The state should ensure that pension systems are portable, flexible and fair to all teachers.
Colorado only offers a defined benefit pension plan to its teachers as their mandatory pension plan. This plan is not fully portable and does not vest until year five. It also limits flexibility by restricting the ability to purchase years of service. However, Colorado is commended for offering a 50 percent employer match to vested teachers that withdraw their funds before retirement age and for offering a fully portable supplemental savings plan.
Vesting in a defined benefit plan guarantees a teacher's eligibility to receive lifetime monthly benefit payments at retirement age. Nonvested teachers do not have a right to later retirement benefits; they may only withdraw the portion of their funds allowed by the plan. Colorado's vesting at five years of service limits the options of teachers who leave the system prior to this point.
Colorado does at least offer some portability to teachers leaving the system, which is rare among defined benefit plans. Teachers with five years of service who choose to withdraw their contributions before retirement age are able to take a 50 percent employer match in addition to their contributions and the interest earned. Teachers who wait until retirement age may withdraw their contributions, the interest earned and a 100 percent employer match, or they may follow the traditional benefit formula (see Goal 4-I). However, teachers with less than five years of service receive only a 50 percent match on contributions and interest made on or before December 31, 2010. For all contributions after this date, nonvested teachers will receive only their contributions with no match or interest. This means that non-vested teachers who withdraw their funds accrue fewer benefits than what they would have earned had they simply put their contributions in basic savings accounts.
While it would be preferable for the state to offer a 100 percent match earlier in a teacher's career, Colorado is commended for the match it offers vested teachers. However, even with this match, vested teachers leaving the pension system would have saved only 12 percent of their salary (see Goal 4-H), while nonvested teachers would have saved only 8 percent. Both of these levels are below what is conventionally recommended by retirement advisers for individuals not also contributing to Social Security. While Colorado's relatively low mandatory contribution rate allows for flexibility in teachers' retirement savings, it also means that Colorado needs to educate teachers on what happens if they leave the system and encourage savings in other portable supplemental plans. Further, teachers who remain in the field of education but enter another pension plan (such as in another state) will find it difficult to purchase the time equivalent to their prior employment in the new system because they are not entitled to any employer contribution.
Colorado limits teachers' flexibility to purchase years of service. The ability to purchase time is important because defined benefit plans' retirement eligibility and benefit payments are often tied to the number of years a teacher has worked.
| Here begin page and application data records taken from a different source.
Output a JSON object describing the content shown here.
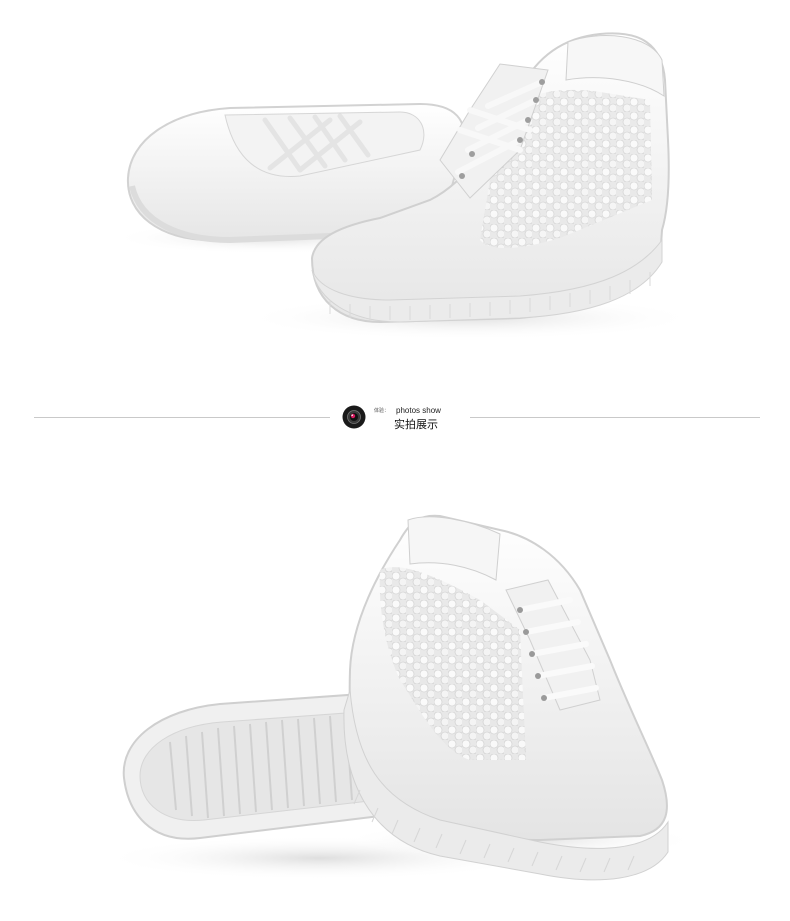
{
  "photos": [
    {
      "name": "product-photo-top",
      "description": "pair of white lace-up wedge sneakers with sequin mesh panel"
    },
    {
      "name": "product-photo-bottom",
      "description": "pair of white wedge sneakers showing side and sole"
    }
  ],
  "divider": {
    "icon": "camera-icon",
    "prefix": "体验：",
    "subtitle": "photos show",
    "title": "实拍展示"
  },
  "colors": {
    "background": "#ffffff",
    "rule": "#c9c9c9",
    "icon_dark": "#1a1a1a",
    "icon_accent": "#d81b60"
  }
}
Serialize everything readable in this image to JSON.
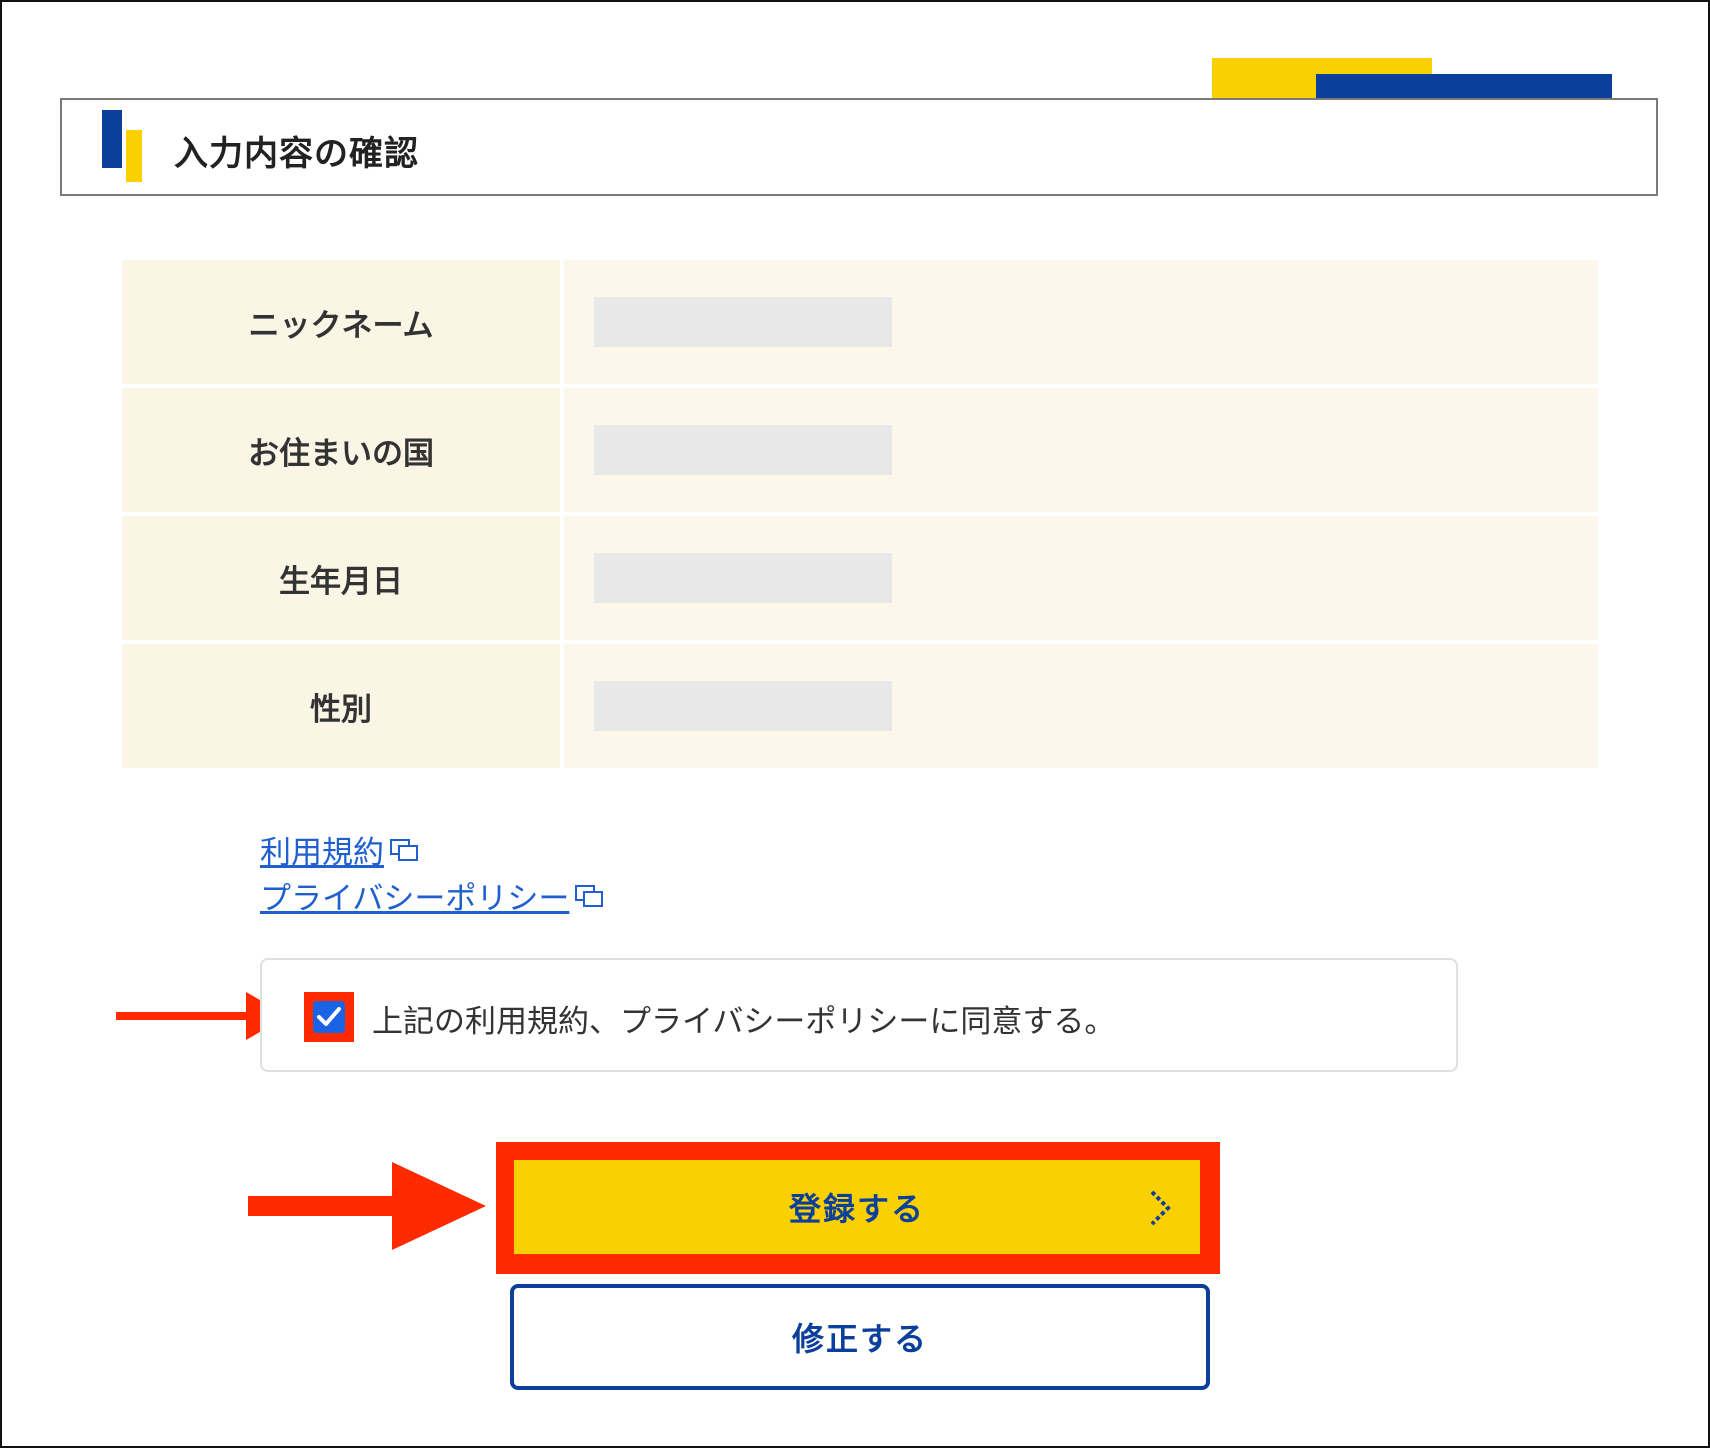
{
  "header": {
    "title": "入力内容の確認"
  },
  "table": {
    "rows": [
      {
        "label": "ニックネーム"
      },
      {
        "label": "お住まいの国"
      },
      {
        "label": "生年月日"
      },
      {
        "label": "性別"
      }
    ]
  },
  "links": {
    "terms": "利用規約",
    "privacy": "プライバシーポリシー"
  },
  "agreement": {
    "checked": true,
    "label": "上記の利用規約、プライバシーポリシーに同意する。"
  },
  "buttons": {
    "submit_label": "登録する",
    "edit_label": "修正する"
  },
  "colors": {
    "brand_yellow": "#fbd000",
    "brand_blue": "#0b3f9c",
    "highlight_red": "#ff2a00",
    "link_blue": "#1f5fcf",
    "table_bg": "#fbf5e6"
  }
}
Colorado's plan allows teachers to purchase time for previous teaching experience, up to 10 years. While better than not allowing any purchase at all, this provision disadvantages teachers who move to Colorado with more teaching experience. In addition, the state does not allow teachers to purchase time for approved leaves of absence, which is a tremendous disadvantage, especially to any teacher who needs to take a leave for personal reasons such as maternity or paternity care.
Colorado is commended for offering an optional supplementary defined contribution plan and for encouraging participation in this plan through its informative website and materials. Colorado's PERA 401(k) Plan is a voluntary tax-deferred retirement savings program in which teachers are given numerous investment options. Teachers may be able to contribute meaningfully to the optional defined contribution plan because of the reasonable employee contribution rate for Colorado's defined benefit pension plan of 8 percent (see Goal 4-H). However, there is no guaranteed employer contribution to this plan, and it is up to the individual employer to determine whether it will make any contribution.
Offer teachers a pension plan that is fully portable, flexible and fair.
Colorado should offer teachers for their mandatory pension plan the option of either a defined contribution plan or a fully portable defined benefit plan, such as a cash balance plan. A well-structured defined benefit plan could be a suitable option among multiple plans. However, as the sole option, defined benefit plans severely disadvantage mobile teachers and those who enter the profession later in life. Because teachers in Colorado do not participate in Social Security, they have no fully portable retirement benefits that would move with them in the event they leave the system.
Increase the portability of its defined benefit plan.
If Colorado maintains its defined benefit plan, it should allow teachers leaving the system to withdraw 100 percent of employer contributions. The state should also allow teachers to purchase their full amount of previous teaching experience and approved leaves of absence and decrease the vesting requirement to year three. A lack of portability is a disincentive to an increasingly mobile teaching force.
Offer an employer contribution to the supplemental retirement savings plan.
While Colorado at least offers teachers the option of a supplemental defined contribution savings plan, this option would be more meaningful if the state required employers also to contribute.
The Public Employees' Retirement Association of Colorado did not respond to repeated requests to review NCTQ's analyses related to teacher pensions.